Sydney Lines
ASU LightWorks Communications Program Coordinator

Manjana Milkoreit
Postdoctoral Research Fellow, Walton Sustainability Solutions Initiatives

More information and RSVP: http://www.eventbrite.com/e/climate-fiction-science-stories-or-seeds-of-...

Clare Prendergast MA Applied Project Presentation

Date & Time: 
Thursday, Apr. 2, 2:30 p.m.
Location: 
Language and Literature 316 (LL 316) ASU
Campus: 
Tempe campus

Committee: Elly van Gelderen (chair), Bryan Smith (member) ;; ABSTRACT; Brief Description: This applied project explores the intersection of forensic linguistics with medical writing—specifically, how much “voice” does an author transfer to academic publications in the medical field? The standard register of medical journals is one which is meant to be devoid of individuality or bias; rather, these journals are generally designed to be vehicles for the transport of scientific breakthroughs or innovative medical and surgical techniques. In this project, I used various tests to compare five blinded articles from a leading neurosurgical journal, with the ultimate goal of determining which two have the first author in common.

More Information: sheila@asu.edu

At Home: Veterans Read and Share Stories (Arizona Humanities), with Dan Shilling

Date & Time: 
Thursday, Apr. 2, 6:30-8 p.m.
Location: 
Burton Barr Central Library, Meeting Rm C (1221 N Central Ave) Phoenix, AZ
Campus: 
Off campus

ASU English alumnus Dan Shilling (PhD 1987) co-facilitates (with Brian Gray of the Assisting Veterans Wellness Foundation) this free, five-session book group with dinner included. Both female and male veterans are welcome to join. The group will read short stories and essays from classic and contemporary authors and talk about their own stories with fellow veterans. Presented by Arizona Humanities.

To register: Nancy Dallett, 480-965-9331   |   nancy.dallett@asu.edu

More information: http://www.azhumanities.org/event/at-home-veterans-read-and-share-storie...

 

"What Can 19th Century Literature Tell Us About Energy?" Talk by Kent Linthicum

Date & Time: 
Friday, Apr. 3, 12-1:15 p.m.
Location: 
Wrigley Hall Rm 481 (WGHL 481) ASU
Campus: 
Tempe campus

ASU English PhD candidate Kent Linthicum gives this presentation as part of the ASU LightWorks Lecture Series.

Energy is the foremost question of the 21st century: is there enough of it? How should we use it? These questions are not unique to us. This talk will focus on how the modern conception of energy started in the 19th century and explore how writers in industrial Britain began to wrestle with questions of energy use, its consequences, and the advancement of sciences like thermodynamics. Texts like Frankenstein by Mary Shelley, Dracula by Bram Stoker, and The Time Machine by H.G. Wells help show how conversations about energy exploitation and use were expressed in literature, and to demonstrate how humanities research can help us with modern questions.

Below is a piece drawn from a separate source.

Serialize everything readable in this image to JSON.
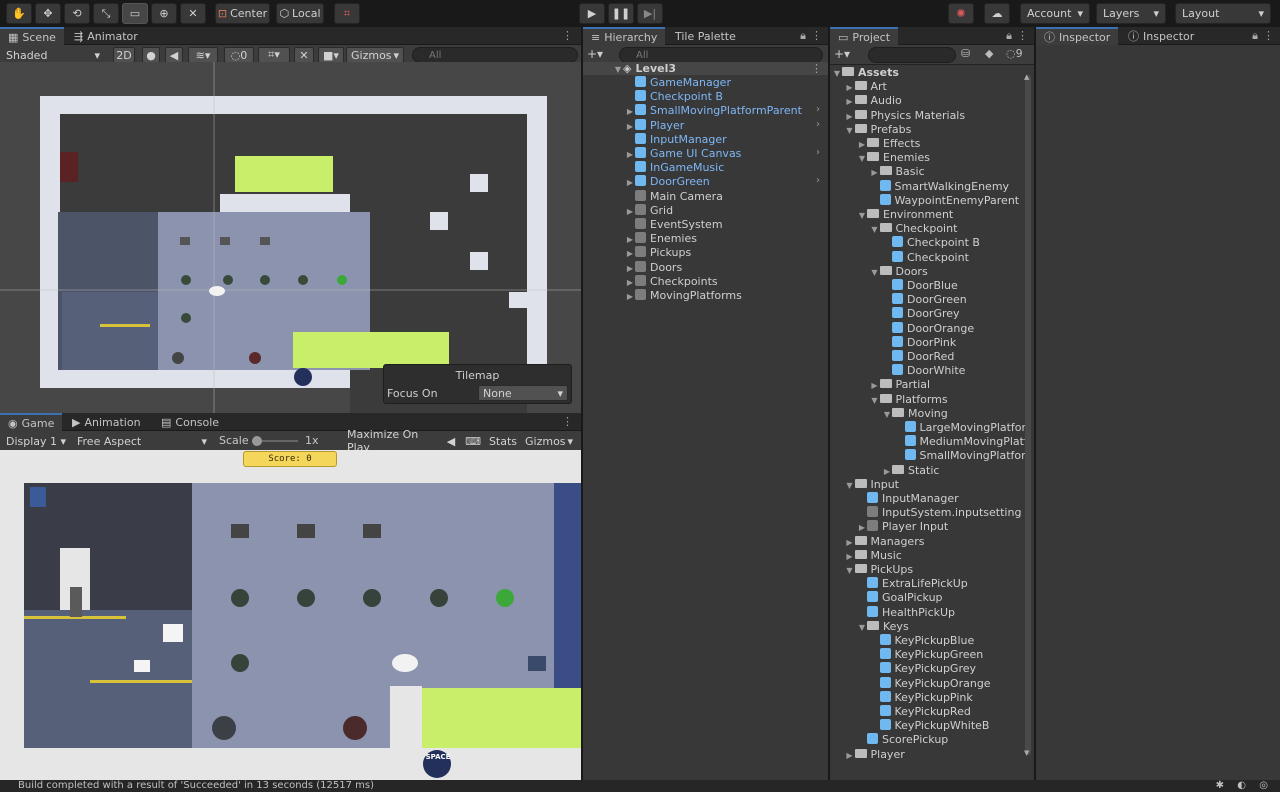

Kent Linthicum received his bachelor's from the University of the Pacific in California. His research focuses on the history and intersections of literature and science in the 19th century, specifically how they conceived of the environment with the goal of comprehending how humanity interacts with its environment. His dissertation focuses on literary representations of volcanoes in the 19th century, to find out how people in the 19th century understood massive environmental phenomena that operated on geologic time.

More information: https://sustainability.asu.edu/events/rsvp/kent-linthicum

Please note--this announcement is provided as a courtesy; the event is not sponsorec by ASU English.